Williams-Pyro, a company well respected for the innovative, high-precision devices it designs and manufactures for the defense and energy industries, wanted a new website. They were already an Aria client, and asked us to create a unified solution to replace the multiple websites they had cobbled together over several hectic years.
Our first impression was that the sites were difficult to navigate, heavy on jargon and acronyms, and seriously out of date.
But as we delved deeper, we began to see these websites not as problems in their own right, but rather as symptoms of a deeper issue. It seemed that in spite of its success, Williams-Pyro, had been so focused on new product development in competition for DoD contracts that it had fallen into brand-confusion of its own making.
For each of the company’s products there was a logo, name, nickname (that didn’t fit), and number—and these they used interchangeably. Many of these products were then nested under other names and logos such that no one on the outside could be sure whether these were product families or company divisions or something else entirely.
Then there was the name of the company. The –Pyro suffix left those unfamiliar with the company to assume that with a name like that this had to be a fireworks firm or blasting cap manufacturer.
Yet, because we had taken the time to get to know owner and founder Della Williams, we realized that there was more to this award-winning company’s come-from-behind success story than meets the eye. So, because of this and with the company’s 50th anniversary imminent, we felt that Williams-Pyro had a bigger opportunity before it than a new website. Much bigger, in fact. And we shared that thinking with the company’s executive staff.
To us, the timing was like the planets were about to align. Williams-Pyro’s 50th anniversary was a hugely impressive milestone, an occasion worthy of celebration and, now too, an opportunity to rebrand. We felt that the company needed a new identity worthy of its longevity and accomplishments as well as the chance to stop talking only about nuts-and-bolts performance metrics and start telling this inspiring story of ingenuity, grit, principle, and perseverance.
The Williams-Pyro team considered our point of view and agreed.
So, what had begun as a request for a new website, had evolved into a scope of work that started with a comprehensive re-name/re-brand/corporate identity—that now would be rolled out for all the world to see at the company’s gala 50th Anniversary celebration.
The results of our discovery process led to adoption of the name WilliamsRDM: Williams for the brand equity in the name and RDM for Research, Development, and Manufacturing. We felt that since R&D is a commonly used and recognized abbreviation in the world of business, the initials would be memorable.
With the name chosen, we began work designing logos, and one that used the letter W for its mark was chosen. Then, we suggested that four different colors be used to differentiate the corporate entity from its three primary product lines: green was chosen for corporate; blue for defense; orange for energy; and red for fire suppression. These colors appear on the rightmost “accent” stroke of three strokes that comprise the W mark in the logo.
Because the company had a reputation for taking on projects many larger companies were capable of doing but too big to bother with we leveraged the concept: “The difference between can and will” the service promise “Williams Will!” was added as icing on the cake.

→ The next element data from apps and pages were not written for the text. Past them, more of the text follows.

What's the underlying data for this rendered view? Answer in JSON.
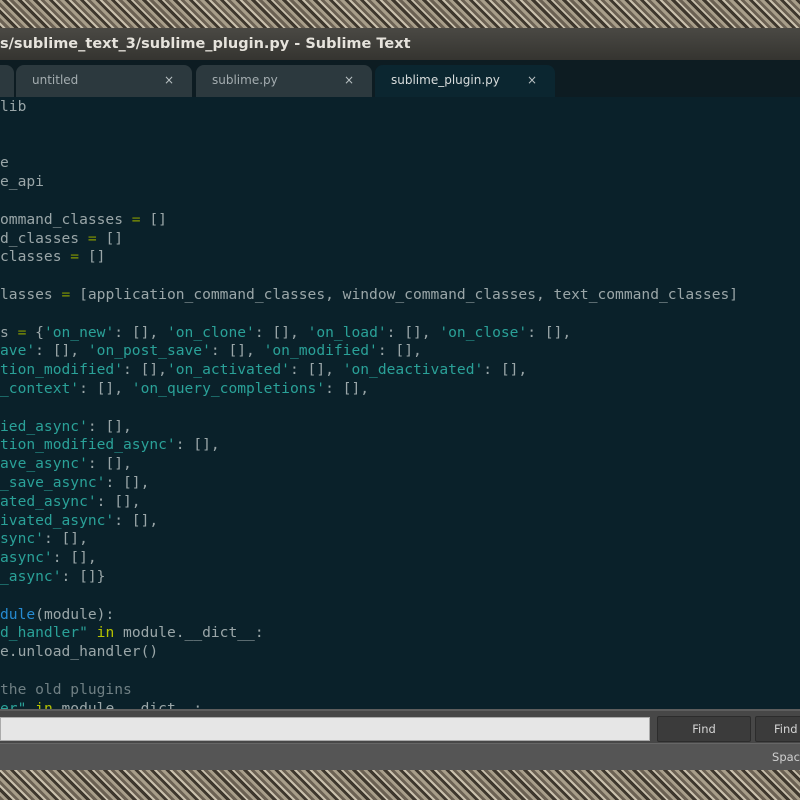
{
  "window": {
    "title": "s/sublime_text_3/sublime_plugin.py - Sublime Text"
  },
  "tabs": [
    {
      "label": "untitled",
      "close": "×",
      "active": false
    },
    {
      "label": "sublime.py",
      "close": "×",
      "active": false
    },
    {
      "label": "sublime_plugin.py",
      "close": "×",
      "active": true
    }
  ],
  "colors": {
    "editor_bg": "#0a212a",
    "string": "#2aa198",
    "operator": "#859900",
    "function": "#268bd2"
  },
  "code_lines": [
    [
      [
        "pl",
        "lib"
      ]
    ],
    [],
    [],
    [
      [
        "pl",
        "e"
      ]
    ],
    [
      [
        "pl",
        "e_api"
      ]
    ],
    [],
    [
      [
        "pl",
        "ommand_classes "
      ],
      [
        "op",
        "="
      ],
      [
        "pl",
        " []"
      ]
    ],
    [
      [
        "pl",
        "d_classes "
      ],
      [
        "op",
        "="
      ],
      [
        "pl",
        " []"
      ]
    ],
    [
      [
        "pl",
        "classes "
      ],
      [
        "op",
        "="
      ],
      [
        "pl",
        " []"
      ]
    ],
    [],
    [
      [
        "pl",
        "lasses "
      ],
      [
        "op",
        "="
      ],
      [
        "pl",
        " [application_command_classes, window_command_classes, text_command_classes]"
      ]
    ],
    [],
    [
      [
        "pl",
        "s "
      ],
      [
        "op",
        "="
      ],
      [
        "pl",
        " {"
      ],
      [
        "str",
        "'on_new'"
      ],
      [
        "pl",
        ": [], "
      ],
      [
        "str",
        "'on_clone'"
      ],
      [
        "pl",
        ": [], "
      ],
      [
        "str",
        "'on_load'"
      ],
      [
        "pl",
        ": [], "
      ],
      [
        "str",
        "'on_close'"
      ],
      [
        "pl",
        ": [],"
      ]
    ],
    [
      [
        "str",
        "ave'"
      ],
      [
        "pl",
        ": [], "
      ],
      [
        "str",
        "'on_post_save'"
      ],
      [
        "pl",
        ": [], "
      ],
      [
        "str",
        "'on_modified'"
      ],
      [
        "pl",
        ": [],"
      ]
    ],
    [
      [
        "str",
        "tion_modified'"
      ],
      [
        "pl",
        ": [],"
      ],
      [
        "str",
        "'on_activated'"
      ],
      [
        "pl",
        ": [], "
      ],
      [
        "str",
        "'on_deactivated'"
      ],
      [
        "pl",
        ": [],"
      ]
    ],
    [
      [
        "str",
        "_context'"
      ],
      [
        "pl",
        ": [], "
      ],
      [
        "str",
        "'on_query_completions'"
      ],
      [
        "pl",
        ": [],"
      ]
    ],
    [],
    [
      [
        "str",
        "ied_async'"
      ],
      [
        "pl",
        ": [],"
      ]
    ],
    [
      [
        "str",
        "tion_modified_async'"
      ],
      [
        "pl",
        ": [],"
      ]
    ],
    [
      [
        "str",
        "ave_async'"
      ],
      [
        "pl",
        ": [],"
      ]
    ],
    [
      [
        "str",
        "_save_async'"
      ],
      [
        "pl",
        ": [],"
      ]
    ],
    [
      [
        "str",
        "ated_async'"
      ],
      [
        "pl",
        ": [],"
      ]
    ],
    [
      [
        "str",
        "ivated_async'"
      ],
      [
        "pl",
        ": [],"
      ]
    ],
    [
      [
        "str",
        "sync'"
      ],
      [
        "pl",
        ": [],"
      ]
    ],
    [
      [
        "str",
        "async'"
      ],
      [
        "pl",
        ": [],"
      ]
    ],
    [
      [
        "str",
        "_async'"
      ],
      [
        "pl",
        ": []}"
      ]
    ],
    [],
    [
      [
        "fn",
        "dule"
      ],
      [
        "pl",
        "(module):"
      ]
    ],
    [
      [
        "str",
        "d_handler\""
      ],
      [
        "pl",
        " "
      ],
      [
        "kw",
        "in"
      ],
      [
        "pl",
        " module.__dict__:"
      ]
    ],
    [
      [
        "pl",
        "e.unload_handler()"
      ]
    ],
    [],
    [
      [
        "cm",
        "the old plugins"
      ]
    ],
    [
      [
        "str",
        "er\""
      ],
      [
        "pl",
        " "
      ],
      [
        "kw",
        "in"
      ],
      [
        "pl",
        " module.__dict__:"
      ]
    ]
  ],
  "find_panel": {
    "input_value": "",
    "find_label": "Find",
    "find_all_label": "Find"
  },
  "status_bar": {
    "indent": "Spac"
  }
}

Because of the timing of the anniversary event, we now had two task lists and timelines running simultaneously: the time-crunched, event-specific deliverables; and the comprehensive branding parts.
Everything that had to be in place in time for the 50th Anniversary celebration took precedence and required collaboration with WilliamsRDM on every detail of the event design, layout, decoration, and programming. It was a push, but the event came off perfectly with U.S. Representative Fort Worth Kay Granger there as keynote speaker and several hundred in attendance. They got to learn the reason for the change, to hear the Williams story, and to see the brand unveiled.
The fleshing out of the brand strategy from corporate identity collateral to the comprehensive web architecture had been created and press releases and letters announcing the name change to the company’s customers and suppliers were done.
We still needed to delivered templates for product sheets and capabilities literature as well as Powerpoint templates the company’s marketing department could populate and update as needed.
Far and away, one of the most rewarding aspects of what we did for WilliamsRDM was the “Rosie” campaign we created for them. Playing off the Rosie the Riveter poster of WWII fame, we were privileged to recount the company story from its beginnings with a husband and wife team in 1973 to a company of nearly one hundred top notch experts in fields today.
At this time, refinement of the websites continues to fulfill the initial design imperatives: that each of the sites be based on the same core architecture; that the Corporate website serve as the template for each of the others; and that the defense, energy, fire-suppression, and Firefighter-Fund websites be cost-effectively implemented and easily updated by the client; and, once the desktop versions were completed, that the sites be fully readied and responsive for mobile.
We encourage you to watch the video—a story about this company and the larger setting that made it possible: the same American exceptionalism, free enterprise, and sleeves-rolled, can-do attitude that made the US a beacon of hope and opportunity to the world.